  • I promise/vow/commit “to be…”
  • I promise/vow/commit “I will always…”

From these helpful prompts you can easily fill in the blanks and personalise your vows to your relationship with your partner!

Elopement Vow Writing Tips From A Celebrant

Tips for injecting humour/personality into your vows?

My biggest tip with injecting humour/personality is to make like a “funny sandwich”. So for anything funny that you might say, surround it with a sincere thing first, then maybe say something cheeky, then another sincere thing.

For example, “Linden, I can’t wait to wake up with you every morning… even if that does mean putting up with you touching me with your cold feet! But I wouldn’t have it any other way”.

What are some ideas for couples who are having guests join them for their elopement ceremony but still want to say personal vows?

If you’re not comfortable to share your personal vows in front of your guests, you can simply say the legal vows during the ceremony and say your personal ones later in private.

The legal vows you have to say are: “I call upon the persons here present to witness that I, *full legal name* take you, *full legal name*, to be my lawful wedded husband/wife/partner/spouse”.

Here’s some alternative ideas to sharing your personal vows in the ceremony:

  • Share your personal vows but without the microphone, if being used (aka “whisper vows”)
  • Vows said privately during a first look
  • Vows shared later on during your photos, just the two of you
  • Exchange handwritten letters with your personal vows
  • Share your vows at an alternative time that suits you! Maybe during the evening or at another time that suits. You can literally do whatever feels right for you!
Elopement Vow Writing Tips From A Celebrant

What can couples do instead, if they decide they actually don’t want to say personal vows?

Haylie shares her best tips below:

  • Exchange handwritten letters at the time of the vows
  • Have the celebrant read out ‘I dos’ in place of the vows, for example “do you promise to love and cherish one another, etc…” and then “I Do”. These can be sincere with a bit of cheeky – essentially whatever the couple wants
  • Reading out a poem or song lyrics, or having a family member to do this on their behalf
  • For something more fun, ninja vows. This is where partner 1 and partner 2 write something for the OTHER person to say… for example, Vanessa writes for Linden “I promise to always pick up my dirty socks and put them in the washing basket” and Vanessa reads this out on the day. A bit more of a cheeky option!
Elopement Vow Writing Tips From A Melbourne Celebrant

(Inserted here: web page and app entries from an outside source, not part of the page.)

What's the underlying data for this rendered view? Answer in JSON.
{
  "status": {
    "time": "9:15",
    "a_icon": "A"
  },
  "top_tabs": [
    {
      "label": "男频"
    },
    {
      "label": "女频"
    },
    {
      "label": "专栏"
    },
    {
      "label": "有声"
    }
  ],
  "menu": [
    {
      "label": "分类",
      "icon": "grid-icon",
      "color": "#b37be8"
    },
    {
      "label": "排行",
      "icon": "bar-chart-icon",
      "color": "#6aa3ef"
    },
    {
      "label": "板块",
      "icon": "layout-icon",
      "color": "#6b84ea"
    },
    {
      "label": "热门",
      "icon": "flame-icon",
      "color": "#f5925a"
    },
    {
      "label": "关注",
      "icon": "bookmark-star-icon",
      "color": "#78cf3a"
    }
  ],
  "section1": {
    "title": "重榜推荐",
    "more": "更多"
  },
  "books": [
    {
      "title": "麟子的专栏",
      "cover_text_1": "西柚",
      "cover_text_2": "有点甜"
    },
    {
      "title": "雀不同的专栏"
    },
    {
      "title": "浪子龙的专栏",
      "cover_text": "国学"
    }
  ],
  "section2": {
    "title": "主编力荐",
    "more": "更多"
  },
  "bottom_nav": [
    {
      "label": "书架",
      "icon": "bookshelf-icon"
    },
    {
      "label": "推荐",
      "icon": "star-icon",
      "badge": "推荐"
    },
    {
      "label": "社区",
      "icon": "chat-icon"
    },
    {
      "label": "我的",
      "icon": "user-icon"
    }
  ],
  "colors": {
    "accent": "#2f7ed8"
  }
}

And there you have it folks, expert advice from celebrant extraordinaire herself, Ceremonies with Haylie! Sharing this helpful information, which she advices to all of the couples she works with, right here with zero cost for you!

So whether you are on the search for the perfect Melbourne based celebrant to help guide you through all the legalities and to your dream ceremony! Or you are just after some helpful tips on writing your own vows, we hope Haylie’s advice and presense in this blog post has been beneficial to you!

And if you are interested in hearing more about our Mornington Peninsula Winter Elopement Package with Haylie, be sure to inquire via our contact form to receive our free pricing & package information guide today! If you book Haylie and us together this July and August 2023, you can save a whopping $1000 on your photography and celebrant services!